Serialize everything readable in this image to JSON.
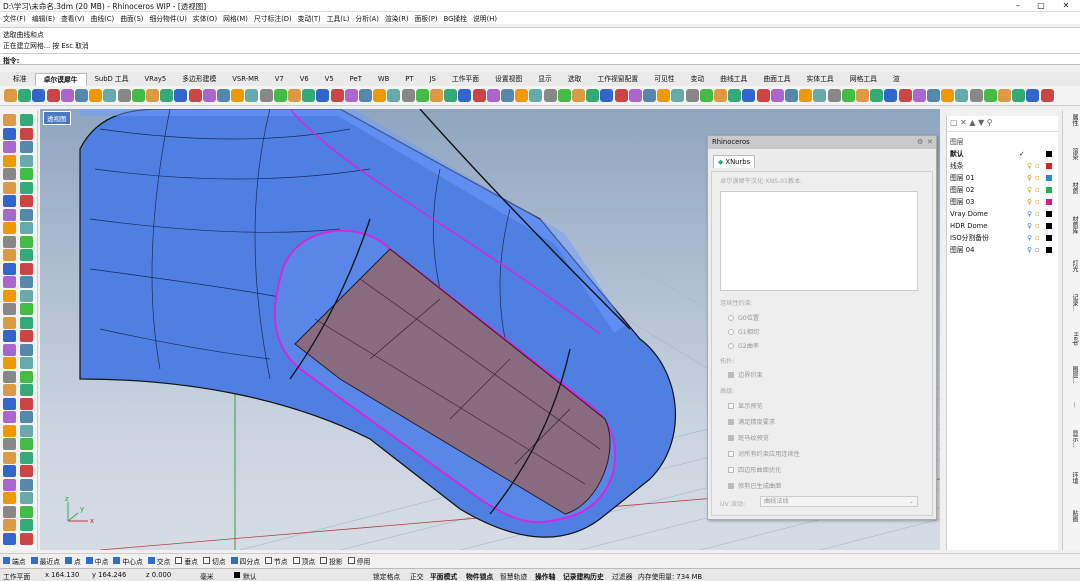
{
  "window": {
    "title": "D:\\学习\\未命名.3dm (20 MB) - Rhinoceros WIP - [透视图]",
    "minimize": "–",
    "maximize": "□",
    "close": "✕"
  },
  "menu": [
    "文件(F)",
    "编辑(E)",
    "查看(V)",
    "曲线(C)",
    "曲面(S)",
    "细分物件(U)",
    "实体(O)",
    "网格(M)",
    "尺寸标注(D)",
    "变动(T)",
    "工具(L)",
    "分析(A)",
    "渲染(R)",
    "面板(P)",
    "BG揉栓",
    "说明(H)"
  ],
  "command_history": [
    "选取曲线和点",
    "正在建立网格... 按 Esc 取消"
  ],
  "command_prompt": "指令:",
  "tabs": [
    "标准",
    "卓尔谟犀牛",
    "SubD 工具",
    "VRay5",
    "多边形建模",
    "VSR-MR",
    "V7",
    "V6",
    "V5",
    "PeT",
    "WB",
    "PT",
    "JS",
    "工作平面",
    "设置视图",
    "显示",
    "选取",
    "工作视窗配置",
    "可见性",
    "变动",
    "曲线工具",
    "曲面工具",
    "实体工具",
    "网格工具",
    "渲"
  ],
  "active_tab_index": 1,
  "viewport": {
    "label": "透视图",
    "axis_x": "x",
    "axis_y": "y",
    "axis_z": "z"
  },
  "xnurbs": {
    "window_title": "Rhinoceros",
    "tab": "XNurbs",
    "doc_label": "卓尔谟犀牛汉化·XNS.01教本:",
    "continuity_header": "连续性约束:",
    "options": [
      "G0位置",
      "G1相切",
      "G2曲率"
    ],
    "extend_header": "拓扑:",
    "boundary_label": "边界约束",
    "advanced_header": "高级:",
    "checkboxes": [
      {
        "label": "显示预览",
        "checked": false
      },
      {
        "label": "满足精度要求",
        "checked": true
      },
      {
        "label": "斑马纹预览",
        "checked": true
      },
      {
        "label": "对所有约束应用连续性",
        "checked": false
      },
      {
        "label": "四边形曲面优化",
        "checked": false
      },
      {
        "label": "修剪已生成曲面",
        "checked": true
      }
    ],
    "uv_label": "UV 流动:",
    "uv_value": "曲线法线"
  },
  "layers": {
    "header": "图层",
    "rows": [
      {
        "name": "默认",
        "current": "✓",
        "color": "#000000",
        "bold": true
      },
      {
        "name": "线条",
        "color": "#e02020"
      },
      {
        "name": "图层 01",
        "color": "#2a8ae0"
      },
      {
        "name": "图层 02",
        "color": "#22b14c"
      },
      {
        "name": "图层 03",
        "color": "#d81b8a"
      },
      {
        "name": "Vray Dome",
        "color": "#000000"
      },
      {
        "name": "HDR Dome",
        "color": "#000000"
      },
      {
        "name": "ISO分割备份",
        "color": "#000000"
      },
      {
        "name": "图层 04",
        "color": "#000000"
      }
    ]
  },
  "right_tabs": [
    "属性",
    "渲染",
    "材质",
    "材质库",
    "灯光",
    "记录...",
    "Help",
    "图层...",
    "...",
    "显示...",
    "环境",
    "贴图"
  ],
  "osnaps": [
    {
      "label": "端点",
      "on": true
    },
    {
      "label": "最近点",
      "on": true
    },
    {
      "label": "点",
      "on": true
    },
    {
      "label": "中点",
      "on": true
    },
    {
      "label": "中心点",
      "on": true
    },
    {
      "label": "交点",
      "on": true
    },
    {
      "label": "垂点",
      "on": false
    },
    {
      "label": "切点",
      "on": false
    },
    {
      "label": "四分点",
      "on": true
    },
    {
      "label": "节点",
      "on": false
    },
    {
      "label": "顶点",
      "on": false
    },
    {
      "label": "投影",
      "on": false
    },
    {
      "label": "停用",
      "on": false
    }
  ],
  "status": {
    "plane": "工作平面",
    "x": "x 164.130",
    "y": "y 164.246",
    "z": "z 0.000",
    "unit": "毫米",
    "layer": "默认",
    "grid_snap": "锁定格点",
    "ortho": "正交",
    "planar": "平面模式",
    "osnap": "物件锁点",
    "smart_track": "智慧轨迹",
    "gumball": "操作轴",
    "history": "记录建构历史",
    "filter": "过滤器",
    "memory": "内存使用量: 734 MB"
  }
}
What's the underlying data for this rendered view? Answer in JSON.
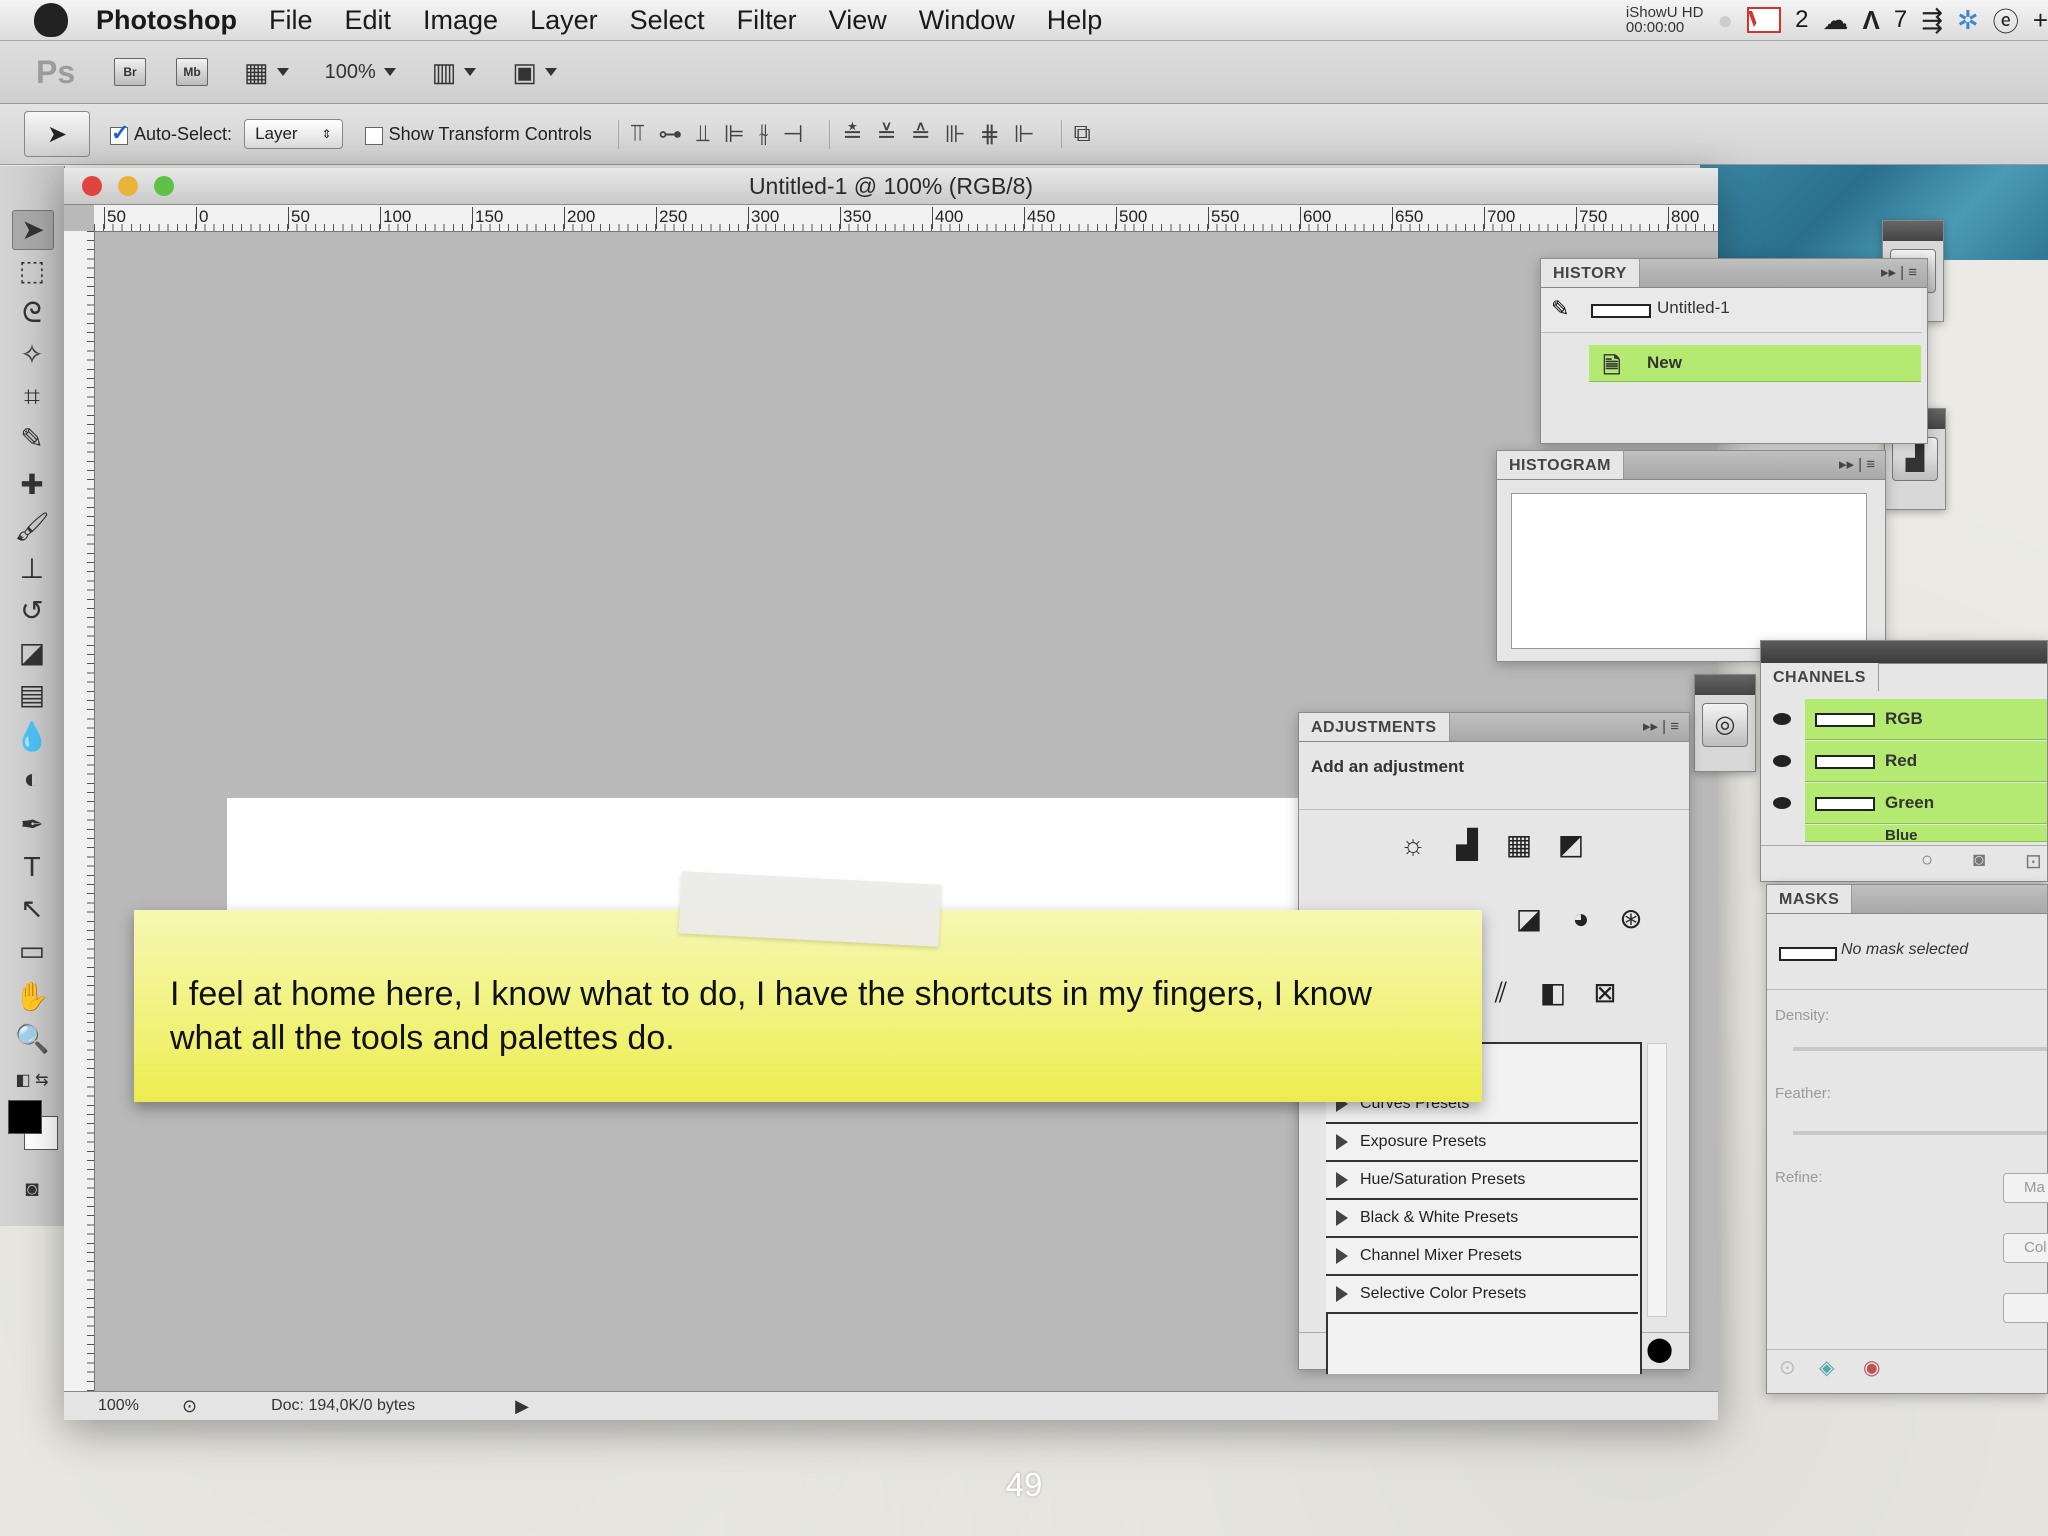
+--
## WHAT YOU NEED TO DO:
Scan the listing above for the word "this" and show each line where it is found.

## SOLUTION TO THE EXERCISE:
Serialize everything readable in this image to JSON.
What's the underlying data for this rendered view? Answer in JSON.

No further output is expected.